Why Monitor for Algae

August 17, 2020 carousel


Let's talk about why people monitor for algae.

The amount and type of algae can tell you a lot about the health of that system. But first, let’s cover what we’re referring to as algae. In simple terms, algae are photosynthetic organisms like plants. We can separate out the macroalgae, such as the red, brown, and green algae – sometimes referred to as seaweeds. Let’s instead focus on the microalgae, or single-celled algae.

Prokaryotes like blue-green algae lack a nucleus. This technically makes them photosynthetic bacteria, but they are still important to this discussion. There are also the eukaryotes like those that cause red and brown tides.

One thing all of these microalgae have in common is that you can find them in both freshwater and marine environments.

One major reason to monitor for algae is aquatic ecology research. This includes primary productivity like photosynthesis, system health and dynamics, and an interest in the types and abundance of algae in a system.

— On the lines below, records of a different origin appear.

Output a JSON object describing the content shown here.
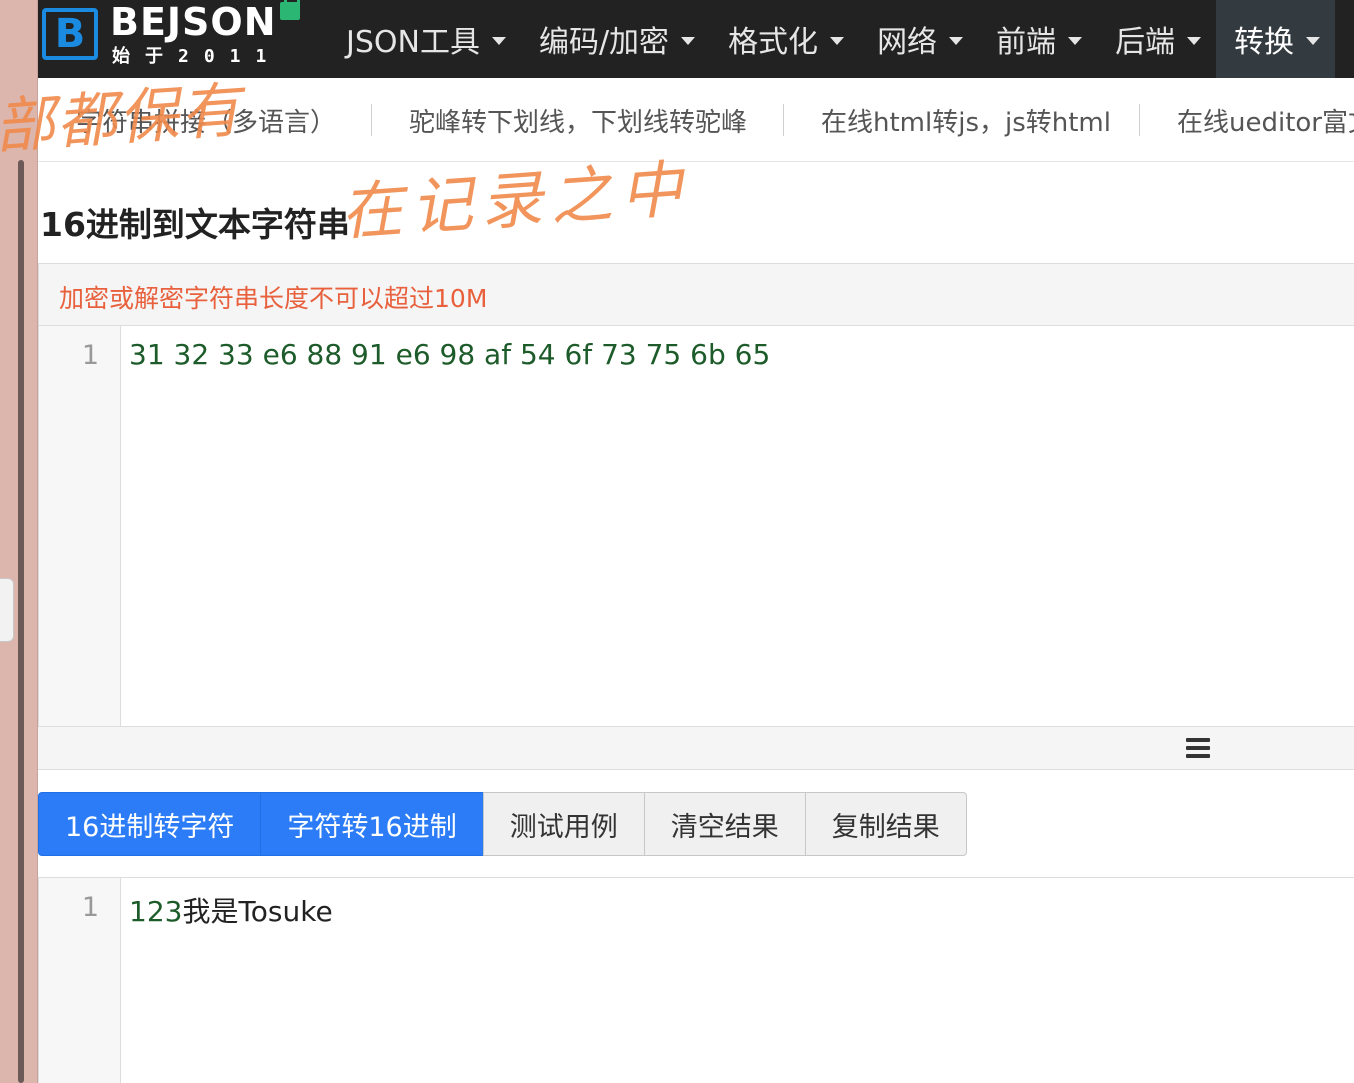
{
  "logo": {
    "box_letter": "B",
    "name": "BEJSON",
    "tagline": "始于2011"
  },
  "nav": {
    "items": [
      {
        "label": "JSON工具"
      },
      {
        "label": "编码/加密"
      },
      {
        "label": "格式化"
      },
      {
        "label": "网络"
      },
      {
        "label": "前端"
      },
      {
        "label": "后端"
      },
      {
        "label": "转换",
        "active": true
      }
    ]
  },
  "subnav": {
    "items": [
      {
        "label": "字符串拼接（多语言）"
      },
      {
        "label": "驼峰转下划线，下划线转驼峰"
      },
      {
        "label": "在线html转js，js转html"
      },
      {
        "label": "在线ueditor富文"
      }
    ]
  },
  "page": {
    "title": "16进制到文本字符串"
  },
  "input_panel": {
    "warning": "加密或解密字符串长度不可以超过10M",
    "line_number": "1",
    "content": "31 32 33 e6 88 91 e6 98 af 54 6f 73 75 6b 65"
  },
  "buttons": {
    "hex_to_str": "16进制转字符",
    "str_to_hex": "字符转16进制",
    "test_case": "测试用例",
    "clear": "清空结果",
    "copy": "复制结果"
  },
  "output_panel": {
    "line_number": "1",
    "content_digits": "123",
    "content_text": "我是Tosuke"
  },
  "annotations": {
    "note_1": "部都保有",
    "note_2": "在记录之中"
  },
  "colors": {
    "navbar": "#222222",
    "primary_button": "#2b7cf6",
    "warning_text": "#e8603c",
    "logo_blue": "#1a8be0",
    "annotation": "#f08a4b"
  }
}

But the big reason for monitoring algae these days is source water protection and concerns over drinking water safety. Most states in the U.S. are dealing with Harmful Algal Blooms. These can range from cyanobacteria in the Great Lakes to red tides in Florida and the Gulf Coast. These blooms cause severe impacts on residents and local wildlife. From coast to coast, there is a need for algae monitoring.

So why do we monitor for algae? Scientists might be interested in how a body of water switches over from what we sometimes call healthy algae, like diatoms, to unhealthy algae like the blue-greens. A treatment plant operator or drinking water manager would be more concerned if the product they’re delivering is clean and safe for consumption. And of course, the public beachgoers want to know if it’s safe to swim or fish in the water.

You can learn more at YSI.com/how-sensors-work